# EXERCISE DESCRIPTION
Check every line below for the word "selected" and copy the ones that have it.

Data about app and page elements
++++

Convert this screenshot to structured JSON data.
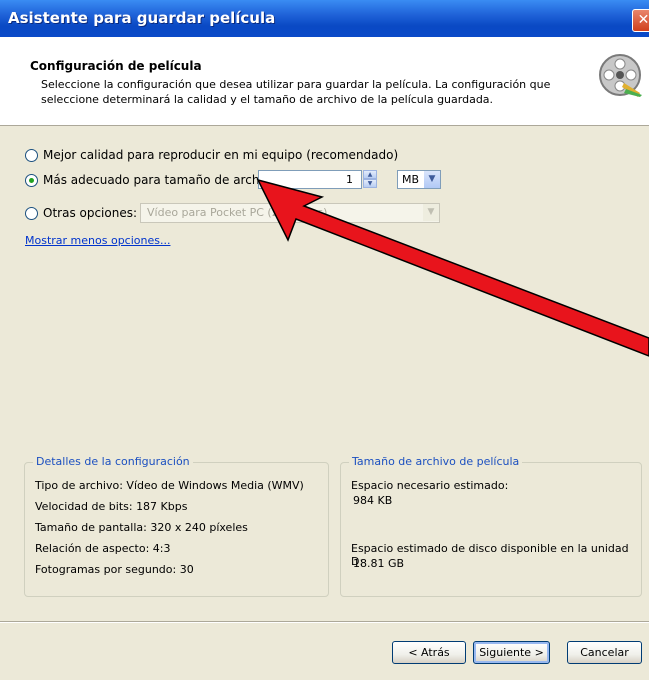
{
  "window": {
    "title": "Asistente para guardar película",
    "close_glyph": "✕"
  },
  "header": {
    "title": "Configuración de película",
    "description": "Seleccione la configuración que desea utilizar para guardar la película. La configuración que seleccione determinará la calidad y el tamaño de archivo de la película guardada.",
    "icon": "film-reel-icon"
  },
  "options": {
    "best_quality": {
      "label": "Mejor calidad para reproducir en mi equipo (recomendado)",
      "selected": false
    },
    "file_size": {
      "label": "Más adecuado para tamaño de archivo:",
      "selected": true,
      "value": "1",
      "unit": "MB"
    },
    "other": {
      "label": "Otras opciones:",
      "selected": false,
      "value": "Vídeo para Pocket PC (218 Kbps)"
    },
    "show_less_link": "Mostrar menos opciones..."
  },
  "details": {
    "title": "Detalles de la configuración",
    "lines": [
      "Tipo de archivo: Vídeo de Windows Media (WMV)",
      "Velocidad de bits: 187 Kbps",
      "Tamaño de pantalla: 320 x 240 píxeles",
      "Relación de aspecto: 4:3",
      "Fotogramas por segundo: 30"
    ]
  },
  "filesize": {
    "title": "Tamaño de archivo de película",
    "estimated_label": "Espacio necesario estimado:",
    "estimated_value": "984 KB",
    "disk_label": "Espacio estimado de disco disponible en la unidad D:",
    "disk_value": "18.81 GB"
  },
  "buttons": {
    "back": "< Atrás",
    "next": "Siguiente >",
    "cancel": "Cancelar"
  },
  "colors": {
    "titlebar": "#0a49c4",
    "accent_link": "#0033cc",
    "group_title": "#1c50c0",
    "annotation_arrow": "#e8141c"
  }
}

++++

# WORKED SOLUTION
      "selected": false
      "selected": true,
      "selected": false,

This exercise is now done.